Poster: "Active Assessment and Interactive Epistemology: Predicting Student Outcomes in Introductory STEM Courses Using Promising Practices and Instructor Track"
Event: 2018 School of Education Research Poster Celebration
Date: Friday, September 28, 2018
Time: 3:30-5:00 pm
Location: School of Education Courtyard
Presenter: Gabe Avakian Orona
Poster Title: "Active Assessment and Interactive Epistemology: Predicting Student Outcomes in Introductory STEM Courses Using Promising Practices and Instructor Track"
Poster Advisor: Rachel Baker

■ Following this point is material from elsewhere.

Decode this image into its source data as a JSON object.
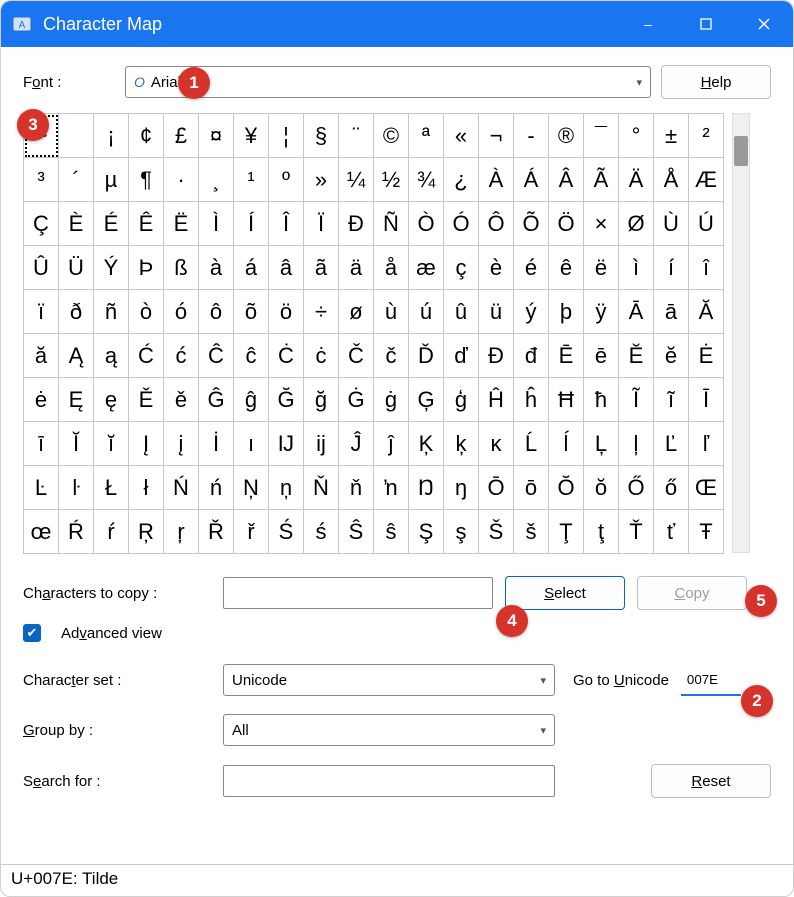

Undergraduate STEM education is of primary national interest. Recent research has promoted the adoption of a body of instructional techniques (coined “promising practices”) aimed to increase the quality of teaching and learning in STEM, though the implementation of these practices is not widely understood. In this study, we explore patterns of STEM teaching practices across instructor characteristics using classroom observations. Additionally, we test the association between two emergent dimensions, active assessment and interactive epistemology, and student grades. Our findings suggest that the benefit of using promising practices depends on the track of the instructor. Future research should consider testing subsequent outcomes such as the next grade in the course sequence, as well as examine a richer set of teacher characteristics.